- [Task statement]:
All records that follow are to be output exactly.

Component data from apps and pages
########################################

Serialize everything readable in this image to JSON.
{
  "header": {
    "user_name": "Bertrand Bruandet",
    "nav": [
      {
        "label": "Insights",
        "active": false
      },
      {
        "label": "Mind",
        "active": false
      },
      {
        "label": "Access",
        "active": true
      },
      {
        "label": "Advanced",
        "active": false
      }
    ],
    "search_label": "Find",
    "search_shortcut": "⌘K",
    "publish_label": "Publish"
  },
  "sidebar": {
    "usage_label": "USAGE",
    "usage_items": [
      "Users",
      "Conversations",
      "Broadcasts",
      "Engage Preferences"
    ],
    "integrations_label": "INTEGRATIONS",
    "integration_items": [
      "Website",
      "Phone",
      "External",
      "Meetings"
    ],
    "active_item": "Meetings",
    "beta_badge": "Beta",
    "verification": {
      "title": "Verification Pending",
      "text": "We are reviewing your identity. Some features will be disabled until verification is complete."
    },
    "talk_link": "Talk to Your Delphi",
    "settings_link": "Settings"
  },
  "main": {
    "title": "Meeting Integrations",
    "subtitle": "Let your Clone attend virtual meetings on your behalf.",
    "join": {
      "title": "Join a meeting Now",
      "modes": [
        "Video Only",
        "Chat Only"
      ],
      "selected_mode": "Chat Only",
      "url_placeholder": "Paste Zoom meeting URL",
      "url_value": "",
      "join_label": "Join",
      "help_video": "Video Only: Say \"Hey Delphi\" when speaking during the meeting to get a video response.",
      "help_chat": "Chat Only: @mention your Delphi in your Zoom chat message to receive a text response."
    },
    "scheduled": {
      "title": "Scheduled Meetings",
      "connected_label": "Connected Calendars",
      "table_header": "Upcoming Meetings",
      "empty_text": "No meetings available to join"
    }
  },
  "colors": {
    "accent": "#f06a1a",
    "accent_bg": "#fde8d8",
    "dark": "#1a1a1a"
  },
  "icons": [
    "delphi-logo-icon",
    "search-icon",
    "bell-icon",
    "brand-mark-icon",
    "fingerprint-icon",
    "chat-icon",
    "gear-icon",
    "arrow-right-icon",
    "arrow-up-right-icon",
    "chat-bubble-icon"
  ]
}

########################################

- [Answer section]:
Serialize everything readable in this image to JSON.
{
  "header": {
    "user_name": "Bertrand Bruandet",
    "nav": [
      {
        "label": "Insights",
        "active": false
      },
      {
        "label": "Mind",
        "active": false
      },
      {
        "label": "Access",
        "active": true
      },
      {
        "label": "Advanced",
        "active": false
      }
    ],
    "search_label": "Find",
    "search_shortcut": "⌘K",
    "publish_label": "Publish"
  },
  "sidebar": {
    "usage_label": "USAGE",
    "usage_items": [
      "Users",
      "Conversations",
      "Broadcasts",
      "Engage Preferences"
    ],
    "integrations_label": "INTEGRATIONS",
    "integration_items": [
      "Website",
      "Phone",
      "External",
      "Meetings"
    ],
    "active_item": "Meetings",
    "beta_badge": "Beta",
    "verification": {
      "title": "Verification Pending",
      "text": "We are reviewing your identity. Some features will be disabled until verification is complete."
    },
    "talk_link": "Talk to Your Delphi",
    "settings_link": "Settings"
  },
  "main": {
    "title": "Meeting Integrations",
    "subtitle": "Let your Clone attend virtual meetings on your behalf.",
    "join": {
      "title": "Join a meeting Now",
      "modes": [
        "Video Only",
        "Chat Only"
      ],
      "selected_mode": "Chat Only",
      "url_placeholder": "Paste Zoom meeting URL",
      "url_value": "",
      "join_label": "Join",
      "help_video": "Video Only: Say \"Hey Delphi\" when speaking during the meeting to get a video response.",
      "help_chat": "Chat Only: @mention your Delphi in your Zoom chat message to receive a text response."
    },
    "scheduled": {
      "title": "Scheduled Meetings",
      "connected_label": "Connected Calendars",
      "table_header": "Upcoming Meetings",
      "empty_text": "No meetings available to join"
    }
  },
  "colors": {
    "accent": "#f06a1a",
    "accent_bg": "#fde8d8",
    "dark": "#1a1a1a"
  },
  "icons": [
    "delphi-logo-icon",
    "search-icon",
    "bell-icon",
    "brand-mark-icon",
    "fingerprint-icon",
    "chat-icon",
    "gear-icon",
    "arrow-right-icon",
    "arrow-up-right-icon",
    "chat-bubble-icon"
  ]
}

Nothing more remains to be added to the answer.